Some may know, we changed his name at the last minute. Wiggly should have been something completely different. Sometimes I regret not using the name I had originally intended for him. For nearly 17 weeks, I walked around with my big baby belly and called him a name, and now he's living, breathing, smiling outside of me and I call him something different. Wiggly fits his name to the nth degree and we know the sentiment behind his name means the world to the family members he was named for. I, still, however, miss the other name. I fear I will never call another child that name, it's been tainted, used. Another human born from me could never carry that moniker because, in so many ways, it belongs to Wiggly. This boy who I know so intimately, from his hiccups and kicks to the rump that stayed wedged in the right side of my rib cage for three months, carries two names in my heart. I love the way the original name sounds, its seeming obscurity and opposing warm familiarity, it's softness and yet complete maleness. I miss calling him one but delight in calling him the other. I remember the look on Bubby's face when Wiggly was born and announced what he should be called. How could I argue with that?

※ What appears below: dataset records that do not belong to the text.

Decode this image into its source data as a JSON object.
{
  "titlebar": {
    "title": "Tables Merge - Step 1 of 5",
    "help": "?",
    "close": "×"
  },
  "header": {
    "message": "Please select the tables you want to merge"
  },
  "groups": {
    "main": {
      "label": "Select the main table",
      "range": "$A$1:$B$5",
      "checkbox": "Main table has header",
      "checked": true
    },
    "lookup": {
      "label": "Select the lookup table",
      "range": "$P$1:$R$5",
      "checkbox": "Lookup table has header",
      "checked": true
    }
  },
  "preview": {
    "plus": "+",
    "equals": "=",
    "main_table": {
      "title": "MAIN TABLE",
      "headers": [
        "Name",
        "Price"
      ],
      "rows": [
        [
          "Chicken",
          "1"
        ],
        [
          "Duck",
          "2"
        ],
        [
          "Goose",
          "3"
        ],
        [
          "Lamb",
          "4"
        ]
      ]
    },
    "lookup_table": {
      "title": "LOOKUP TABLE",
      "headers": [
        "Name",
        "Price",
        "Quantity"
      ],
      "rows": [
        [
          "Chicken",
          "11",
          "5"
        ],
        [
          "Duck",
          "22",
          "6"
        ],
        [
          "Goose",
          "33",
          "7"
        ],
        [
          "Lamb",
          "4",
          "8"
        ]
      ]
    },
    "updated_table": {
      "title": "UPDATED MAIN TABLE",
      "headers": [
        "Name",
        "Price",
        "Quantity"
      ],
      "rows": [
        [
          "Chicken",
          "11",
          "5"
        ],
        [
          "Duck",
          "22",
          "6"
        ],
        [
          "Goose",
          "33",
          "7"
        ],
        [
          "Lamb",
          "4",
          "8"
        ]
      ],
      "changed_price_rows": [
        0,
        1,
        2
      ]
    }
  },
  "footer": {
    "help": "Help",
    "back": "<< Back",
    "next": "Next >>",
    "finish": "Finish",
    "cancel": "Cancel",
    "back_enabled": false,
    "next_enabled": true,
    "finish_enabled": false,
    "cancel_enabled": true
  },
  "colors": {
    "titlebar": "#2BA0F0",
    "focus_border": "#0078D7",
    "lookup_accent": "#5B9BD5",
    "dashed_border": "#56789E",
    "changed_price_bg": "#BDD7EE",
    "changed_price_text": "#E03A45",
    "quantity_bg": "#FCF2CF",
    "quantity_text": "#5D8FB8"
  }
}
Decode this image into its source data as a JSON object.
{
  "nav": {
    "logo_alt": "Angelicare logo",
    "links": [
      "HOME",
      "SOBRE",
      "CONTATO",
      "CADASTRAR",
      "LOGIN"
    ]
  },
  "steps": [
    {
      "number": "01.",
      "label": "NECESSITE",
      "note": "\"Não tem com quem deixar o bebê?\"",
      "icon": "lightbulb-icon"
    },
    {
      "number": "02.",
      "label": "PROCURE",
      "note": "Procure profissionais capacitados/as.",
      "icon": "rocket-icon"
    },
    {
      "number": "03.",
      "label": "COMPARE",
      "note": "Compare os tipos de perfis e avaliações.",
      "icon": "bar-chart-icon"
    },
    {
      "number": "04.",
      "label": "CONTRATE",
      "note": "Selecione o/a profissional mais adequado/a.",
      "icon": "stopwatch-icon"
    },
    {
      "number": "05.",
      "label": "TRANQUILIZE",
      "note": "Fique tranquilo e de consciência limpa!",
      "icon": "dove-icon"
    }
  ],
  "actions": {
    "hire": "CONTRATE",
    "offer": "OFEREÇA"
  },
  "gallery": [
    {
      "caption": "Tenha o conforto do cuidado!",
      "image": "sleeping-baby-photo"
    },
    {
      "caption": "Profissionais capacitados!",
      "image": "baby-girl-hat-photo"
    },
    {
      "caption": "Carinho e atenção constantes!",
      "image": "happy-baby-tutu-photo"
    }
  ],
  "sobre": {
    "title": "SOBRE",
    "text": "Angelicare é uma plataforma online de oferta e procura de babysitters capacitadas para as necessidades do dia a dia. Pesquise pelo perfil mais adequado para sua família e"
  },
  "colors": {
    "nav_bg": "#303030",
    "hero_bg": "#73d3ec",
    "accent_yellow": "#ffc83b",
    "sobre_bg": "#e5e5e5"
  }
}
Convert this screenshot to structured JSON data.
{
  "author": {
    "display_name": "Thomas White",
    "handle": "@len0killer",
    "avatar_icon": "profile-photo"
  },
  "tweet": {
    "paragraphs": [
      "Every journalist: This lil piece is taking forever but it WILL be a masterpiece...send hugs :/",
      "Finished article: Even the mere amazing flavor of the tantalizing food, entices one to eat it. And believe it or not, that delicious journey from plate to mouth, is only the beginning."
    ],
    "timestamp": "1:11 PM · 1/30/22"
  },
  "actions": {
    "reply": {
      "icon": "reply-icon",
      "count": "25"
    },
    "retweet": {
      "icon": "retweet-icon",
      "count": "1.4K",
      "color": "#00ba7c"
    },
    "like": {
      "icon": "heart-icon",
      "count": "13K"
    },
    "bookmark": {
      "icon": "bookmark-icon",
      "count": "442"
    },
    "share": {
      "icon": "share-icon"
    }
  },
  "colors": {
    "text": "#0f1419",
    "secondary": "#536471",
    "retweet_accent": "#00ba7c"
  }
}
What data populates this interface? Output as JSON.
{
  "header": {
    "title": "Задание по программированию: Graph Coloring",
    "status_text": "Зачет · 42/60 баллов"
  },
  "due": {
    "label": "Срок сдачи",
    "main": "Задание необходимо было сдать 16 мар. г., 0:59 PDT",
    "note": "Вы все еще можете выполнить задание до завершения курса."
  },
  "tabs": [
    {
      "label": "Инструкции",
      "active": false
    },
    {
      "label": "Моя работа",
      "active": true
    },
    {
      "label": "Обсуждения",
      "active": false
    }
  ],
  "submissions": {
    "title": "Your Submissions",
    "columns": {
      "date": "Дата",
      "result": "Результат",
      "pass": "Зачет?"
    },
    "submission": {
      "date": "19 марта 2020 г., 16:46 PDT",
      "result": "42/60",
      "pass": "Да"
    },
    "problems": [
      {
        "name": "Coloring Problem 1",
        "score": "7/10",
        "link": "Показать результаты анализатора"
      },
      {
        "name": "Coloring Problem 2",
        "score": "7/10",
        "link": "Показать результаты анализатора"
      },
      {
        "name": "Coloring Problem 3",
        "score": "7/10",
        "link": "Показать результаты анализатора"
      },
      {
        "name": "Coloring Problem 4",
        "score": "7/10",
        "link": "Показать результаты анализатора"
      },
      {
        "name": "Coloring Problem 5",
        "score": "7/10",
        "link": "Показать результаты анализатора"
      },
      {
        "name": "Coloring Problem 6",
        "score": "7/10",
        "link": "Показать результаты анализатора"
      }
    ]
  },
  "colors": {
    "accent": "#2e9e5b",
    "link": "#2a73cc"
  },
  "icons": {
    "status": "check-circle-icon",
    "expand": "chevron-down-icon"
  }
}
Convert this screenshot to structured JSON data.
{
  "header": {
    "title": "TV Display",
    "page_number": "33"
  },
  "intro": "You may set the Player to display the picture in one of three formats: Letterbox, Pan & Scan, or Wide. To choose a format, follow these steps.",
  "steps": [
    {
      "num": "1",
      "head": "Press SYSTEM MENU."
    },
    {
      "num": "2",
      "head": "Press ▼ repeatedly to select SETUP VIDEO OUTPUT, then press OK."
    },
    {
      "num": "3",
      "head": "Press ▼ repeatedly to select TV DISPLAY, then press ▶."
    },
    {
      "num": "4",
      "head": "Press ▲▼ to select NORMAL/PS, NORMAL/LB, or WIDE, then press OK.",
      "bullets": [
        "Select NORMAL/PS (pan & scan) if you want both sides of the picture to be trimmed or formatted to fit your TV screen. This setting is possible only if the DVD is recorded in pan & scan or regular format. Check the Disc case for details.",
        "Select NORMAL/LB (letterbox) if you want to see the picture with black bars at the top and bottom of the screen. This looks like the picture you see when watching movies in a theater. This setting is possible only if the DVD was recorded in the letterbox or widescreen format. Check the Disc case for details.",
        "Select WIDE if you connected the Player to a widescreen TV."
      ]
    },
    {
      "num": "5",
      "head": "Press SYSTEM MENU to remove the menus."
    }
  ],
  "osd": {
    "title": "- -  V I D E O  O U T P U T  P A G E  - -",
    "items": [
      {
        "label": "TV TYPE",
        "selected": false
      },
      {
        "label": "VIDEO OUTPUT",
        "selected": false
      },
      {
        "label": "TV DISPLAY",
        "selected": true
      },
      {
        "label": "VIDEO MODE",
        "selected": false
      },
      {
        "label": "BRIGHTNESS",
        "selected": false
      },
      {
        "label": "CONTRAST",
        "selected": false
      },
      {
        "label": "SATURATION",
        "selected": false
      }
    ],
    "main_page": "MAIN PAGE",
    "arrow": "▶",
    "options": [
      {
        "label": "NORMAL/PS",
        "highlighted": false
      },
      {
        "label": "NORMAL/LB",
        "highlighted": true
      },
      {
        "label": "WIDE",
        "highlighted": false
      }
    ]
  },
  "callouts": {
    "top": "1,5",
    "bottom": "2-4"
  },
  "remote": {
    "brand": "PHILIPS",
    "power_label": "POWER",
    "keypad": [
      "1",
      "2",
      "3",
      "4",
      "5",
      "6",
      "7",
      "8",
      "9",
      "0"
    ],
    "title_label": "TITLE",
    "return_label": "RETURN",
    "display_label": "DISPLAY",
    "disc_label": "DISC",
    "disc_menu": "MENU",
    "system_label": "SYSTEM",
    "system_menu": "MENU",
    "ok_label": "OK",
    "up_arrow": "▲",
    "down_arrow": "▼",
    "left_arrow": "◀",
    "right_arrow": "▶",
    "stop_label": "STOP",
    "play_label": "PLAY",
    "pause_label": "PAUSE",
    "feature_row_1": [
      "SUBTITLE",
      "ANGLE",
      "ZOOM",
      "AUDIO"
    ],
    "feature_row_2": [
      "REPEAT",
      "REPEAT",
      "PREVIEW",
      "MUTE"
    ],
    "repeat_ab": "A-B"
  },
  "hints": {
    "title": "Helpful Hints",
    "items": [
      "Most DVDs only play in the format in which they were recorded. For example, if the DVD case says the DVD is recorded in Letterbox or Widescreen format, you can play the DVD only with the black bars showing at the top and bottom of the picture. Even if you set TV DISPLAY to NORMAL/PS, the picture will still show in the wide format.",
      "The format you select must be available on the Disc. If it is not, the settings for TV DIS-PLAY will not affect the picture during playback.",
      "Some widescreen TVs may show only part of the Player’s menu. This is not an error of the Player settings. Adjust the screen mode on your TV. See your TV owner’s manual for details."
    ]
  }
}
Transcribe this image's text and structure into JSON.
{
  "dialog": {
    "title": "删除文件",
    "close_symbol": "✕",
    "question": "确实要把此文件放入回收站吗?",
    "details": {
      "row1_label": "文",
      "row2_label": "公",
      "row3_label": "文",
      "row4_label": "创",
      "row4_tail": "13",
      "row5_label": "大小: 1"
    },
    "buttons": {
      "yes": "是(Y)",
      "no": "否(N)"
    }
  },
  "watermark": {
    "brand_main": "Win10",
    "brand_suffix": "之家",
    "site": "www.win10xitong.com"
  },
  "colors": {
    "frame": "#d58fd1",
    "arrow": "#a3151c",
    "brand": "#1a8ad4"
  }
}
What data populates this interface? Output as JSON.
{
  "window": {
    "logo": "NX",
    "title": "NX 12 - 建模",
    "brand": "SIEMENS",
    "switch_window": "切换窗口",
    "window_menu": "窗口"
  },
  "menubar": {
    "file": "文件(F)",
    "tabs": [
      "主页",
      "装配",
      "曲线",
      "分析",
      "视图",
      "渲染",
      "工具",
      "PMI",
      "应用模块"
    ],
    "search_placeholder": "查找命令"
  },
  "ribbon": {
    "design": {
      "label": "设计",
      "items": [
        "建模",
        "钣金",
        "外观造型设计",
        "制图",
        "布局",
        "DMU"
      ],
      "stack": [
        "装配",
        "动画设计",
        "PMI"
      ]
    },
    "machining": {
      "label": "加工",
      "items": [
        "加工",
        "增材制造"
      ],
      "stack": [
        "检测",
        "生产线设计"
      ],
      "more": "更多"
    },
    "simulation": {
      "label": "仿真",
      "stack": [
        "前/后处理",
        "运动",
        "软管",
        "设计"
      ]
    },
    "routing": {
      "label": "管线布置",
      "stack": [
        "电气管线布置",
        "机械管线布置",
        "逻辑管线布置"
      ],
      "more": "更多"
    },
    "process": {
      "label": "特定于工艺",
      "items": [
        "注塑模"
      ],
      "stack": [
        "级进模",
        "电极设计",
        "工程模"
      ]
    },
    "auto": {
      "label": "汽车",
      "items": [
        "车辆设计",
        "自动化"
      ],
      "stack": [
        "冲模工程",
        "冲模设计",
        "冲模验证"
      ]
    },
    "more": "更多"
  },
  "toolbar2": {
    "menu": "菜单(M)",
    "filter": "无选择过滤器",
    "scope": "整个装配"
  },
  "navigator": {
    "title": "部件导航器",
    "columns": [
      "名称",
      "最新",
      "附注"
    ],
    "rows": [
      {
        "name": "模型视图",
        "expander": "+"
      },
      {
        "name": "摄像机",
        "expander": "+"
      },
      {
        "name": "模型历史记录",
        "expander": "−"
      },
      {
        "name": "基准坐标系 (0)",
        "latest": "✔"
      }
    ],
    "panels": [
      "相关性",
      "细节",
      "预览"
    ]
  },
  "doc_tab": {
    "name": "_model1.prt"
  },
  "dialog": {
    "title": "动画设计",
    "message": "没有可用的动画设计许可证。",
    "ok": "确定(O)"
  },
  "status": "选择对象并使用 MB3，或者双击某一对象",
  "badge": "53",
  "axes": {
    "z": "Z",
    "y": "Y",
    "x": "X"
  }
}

My next boy, if I should have one, will be given another name. When someone else is pondering the use of Wiggly's original name, I find myself having a pang of regret and envy. I can't use it, but she can. Only a true name nerd would spend this much time worrying about things such as this. I think and ponder the naming of offspring far too much.
When he looks through some of the books he received from loved ones with the inscription written out to the original name, we'll have a funny story to tell him.
With the mild sadness over the loss of the original name, I'm glad we went with the one we did. I hope he understands why he has the name he does, and why it is so important. His namesakes are plentiful, some here some in Heaven. All guiding him and loving him. We hope this makes him proud.
In the span of a little over two years, I completed my Master's Degree in Social Work, moved in with my (then) fiance, started my first (real) job, adopted a dog, bought a house, got married, bought another dog, got pregnant and had a child. Whew, are you tired? Because I am. A friend once said, "Bean, you are on the fast track to death." I've never known how to slow down and really smell the roses, so to speak, and I'm trying to do so now. Bubby and I spent so much of our courtship in separate parts of our state, that I couldn't wait to just get on with life. When we were finally in the same place, we didn't really take our sweet time in creating the family and life that we've always strived to have. Here we are, with our home and our child and, of course, our crazy dogs and we're still trying to figure out what we want out of life. Or atleast, I am.
I have faith, in God, in people, in the universe. I believe there is an inherent grace that has been bestowed on me and I'm trying not to take it for granted. It doesn't make sense most of the time but I think things generally work out the way they are supposed to. Tragedy and Sadness can coexist with Renewal and Joy, even when I have a hard time wrapping my brain around it.
I am who I am. I bumble along and babble a lot.